► In Sunday’s NY Times — Insurance policies not worth keeping (editorial) — This overblown controversy has also obscured the crux of what health care reform is trying to do, which is to guarantee that everyone can buy insurance without being turned away or charged exorbitant rates for pre-existing conditions and that everyone can receive benefits that really protect them against financial or medical disaster, not illusory benefits that prove inadequate when a crisis strikes.
► In the New Republic — The media labeled her an Obamacare victim. Here’s what she really thinks. — “I would jump at it,” she said of her new health insurance options under the ACA. “With my age, things can happen. I don’t want to have bills that could make me bankrupt. I don’t want to lose my house… Maybe it’s a blessing in disguise.”
► At Huffington Post — Lessons of Obamacare mess: Public is better (by Robert Kuttner) — there was a much simpler way of achieving this. We could have extended Medicare to everyone. Or if that was politically unthinkable, we could have extended Medicare a few years at a time — first to 60 year olds, then to 55 year olds, then to the young, and so on until everyone was covered.
► At AFL-CIO Now — Could you live off of $25,000/year like most Walmart workers? No, you couldn’t — Last month, Walmart CEO Bill Simon revealed rather cluelessly that the vast majority of Walmart workers, as many as 825,000 in the United States, earn less than $25,000 a year. The sum is so low the average worker for the country’s biggest employer is struggling to make ends meet. By matching its low prices with insultingly low wages, Walmart forces taxpayers to subsidize its workforce through social safety net programs. Making Change at Walmart is running a new series that highlights how some of the retailer’s employees are scraping by on Walmart wages. Read some of their stories, and then take the pledge to stand with Walmart workers on Black Friday this year.
► In today’s NY Times — Senate vote on workplace bias against gays poses test for GOP — A major test of how carefully Republicans can navigate the intraparty politics of sexuality will come on Monday, when the Senate holds a crucial vote on a bill to outlaw workplace discrimination against gay men, lesbians and transgender people.
► From ABC News — Top hospital suspends black lung program after ABC News report — Johns Hopkins Medicine has suspended its black lung program pending a review in response to an ABC News investigation with the Center for Public Integrity that showed how medical opinions from doctors at the prestigious hospital have helped the coal companies thwart efforts by ailing mine workers to receive disability benefits.

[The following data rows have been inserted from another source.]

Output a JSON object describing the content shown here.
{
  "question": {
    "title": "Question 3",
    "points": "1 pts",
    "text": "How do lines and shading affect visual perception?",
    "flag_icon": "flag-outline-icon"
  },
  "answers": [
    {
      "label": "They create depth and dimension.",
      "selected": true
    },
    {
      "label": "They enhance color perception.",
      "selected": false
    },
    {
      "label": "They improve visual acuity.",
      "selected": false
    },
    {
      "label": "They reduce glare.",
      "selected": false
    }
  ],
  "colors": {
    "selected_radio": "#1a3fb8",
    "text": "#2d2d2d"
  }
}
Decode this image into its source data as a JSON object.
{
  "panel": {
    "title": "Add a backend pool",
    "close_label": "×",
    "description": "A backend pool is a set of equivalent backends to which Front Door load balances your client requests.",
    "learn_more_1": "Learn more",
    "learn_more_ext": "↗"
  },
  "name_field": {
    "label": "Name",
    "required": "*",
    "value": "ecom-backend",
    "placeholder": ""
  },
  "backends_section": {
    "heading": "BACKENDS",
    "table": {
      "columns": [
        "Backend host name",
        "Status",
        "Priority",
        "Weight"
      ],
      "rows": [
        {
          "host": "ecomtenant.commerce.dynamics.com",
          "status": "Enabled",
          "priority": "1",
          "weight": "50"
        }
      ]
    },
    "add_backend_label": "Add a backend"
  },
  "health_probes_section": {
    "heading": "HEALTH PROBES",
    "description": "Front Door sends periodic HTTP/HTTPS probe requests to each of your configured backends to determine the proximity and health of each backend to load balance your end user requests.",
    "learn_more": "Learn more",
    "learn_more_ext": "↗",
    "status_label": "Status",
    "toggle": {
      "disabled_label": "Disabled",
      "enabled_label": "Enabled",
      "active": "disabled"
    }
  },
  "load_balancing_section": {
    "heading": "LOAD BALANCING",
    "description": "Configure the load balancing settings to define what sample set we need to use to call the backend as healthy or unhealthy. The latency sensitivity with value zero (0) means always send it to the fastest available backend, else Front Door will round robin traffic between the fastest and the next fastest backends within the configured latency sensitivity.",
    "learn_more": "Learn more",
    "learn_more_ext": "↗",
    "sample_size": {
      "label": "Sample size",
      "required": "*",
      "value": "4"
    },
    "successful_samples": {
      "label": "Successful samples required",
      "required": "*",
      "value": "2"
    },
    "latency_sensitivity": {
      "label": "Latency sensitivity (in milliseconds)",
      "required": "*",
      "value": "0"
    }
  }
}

► A bus driver is being hailed as a hero for preventing a woman from jumping off a bridge over a Buffalo highway. Darnell Barton stopped his bus over the Scajaquada Expressway when he saw the women standing on the wrong side of the guardrail.
The Stand posts links to Washington state and national news of interest every weekday morning by 10 a.m.